Getting Ready For Pentecost

Thee, Father, Son, and Holy Ghost, let all our hearts receive; present with thy celestial host the peaceful answer give; to each covenant the blood apply which takes our sins away, and register our names on high and keep us to that day! Come, Let Us Use the Grace Divine by Charles Wesley

This Sunday we celebrate Pentecost. It's the Sunday of the church year dedicated to telling the story of the events of the upper room as the disciples were filled with the Holy Spirit. Scripture describes an event that has perplexed and amazed believers and non-believers alike for generations.

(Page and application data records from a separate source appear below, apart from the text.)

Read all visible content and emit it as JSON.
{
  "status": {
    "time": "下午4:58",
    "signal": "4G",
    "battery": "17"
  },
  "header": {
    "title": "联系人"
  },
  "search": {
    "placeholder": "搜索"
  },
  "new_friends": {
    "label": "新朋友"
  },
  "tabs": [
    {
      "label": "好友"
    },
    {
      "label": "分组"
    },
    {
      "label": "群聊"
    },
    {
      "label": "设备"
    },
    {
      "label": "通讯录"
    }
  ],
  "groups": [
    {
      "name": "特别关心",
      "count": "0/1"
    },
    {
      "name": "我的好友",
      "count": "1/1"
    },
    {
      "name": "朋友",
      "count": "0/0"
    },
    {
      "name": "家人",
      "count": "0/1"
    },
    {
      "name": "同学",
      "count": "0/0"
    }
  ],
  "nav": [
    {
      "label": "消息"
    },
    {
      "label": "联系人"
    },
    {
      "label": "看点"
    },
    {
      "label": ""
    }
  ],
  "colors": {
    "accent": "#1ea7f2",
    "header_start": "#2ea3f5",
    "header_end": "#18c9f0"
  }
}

The Spirit is active in the beginning.
I think sometimes we get confused about the Holy Spirit. I've heard many great preachers say the Holy Spirit showed up that day and filled the disciples with fire and power! The Spirit is present always. He doesn't show up, take off or leave the building. The Spirit is mentioned from the beginning of the Bible to the end, from Genesis to Revelation. He's active as breath is to life, fruit to the vine and order in the midst of chaos.

The Spirit is strengthening us for the journey.
The Spirit's role is defined as 'comforting.' That translation can be a bit confusing. We certainly need cheering up when we're sad. N.T. Wright describes the presence of the Spirit as strengthening by coming-alongside to give courage. Like a trusted friend brings courage as he comes with us on the journey. I love this insight. It describes an active spiritual life that engages the pantheon of human experience that includes the range of human emotions and encounters. We aren't extracted from the complete range of life but equipped to live in its fullness by the Spirit's presence.

Surrender is the key to fully know and experience God.
Maybe you've heard the 'bootstrap' theology. It sounds like this: 'God helps those who help themselves.' Honestly ask the question: why would we need God if we can handle it? Human reason can attempt to define the holy mystery of God. We can strive to apprehend the complexity of life and attach religious jargon to supernatural instance. But, all the rhetoric seems skeletal. Ezekiel called it 'dry bones.' Simple surrender can be painfully difficult or profoundly freeing. But, surrender is ultimately necessary to know and experience the supernatural blood and guts work of the Spirit.

We can lose it.
Here's where the controversy sets in. The hymn I quoted above was written by Charles Wesley. Wesleyans are identified with the Arminian belief that salvation is secured by Jesus. But, we must make the choice to remain committed to Christ throughout our lives. Wesleyans believe we choose to live out each day in faith as our human experience challenges what our faith defines as real. Sanctifying and perfecting grace is our life-long companion via the Spirit. We work on becoming more and more like Jesus and less and less like the world. Indeed, we need the Spirit for this reason alone.

I pray you can join us for worship Sunday. Imagine a cup that is near empty being filled to over-flowing. We cannot construct an experience that only God can provide. But, we will ask God to provide the filling and trust he is able to do far more than we dream or imagine. I hope to see you Sunday.

They devoted themselves to the apostles’ teaching and to fellowship, to the breaking of bread and to prayer.  Everyone was filled with awe at the many wonders and signs performed by the apostles. Acts 2:42-43 NIV

-Pastor Jen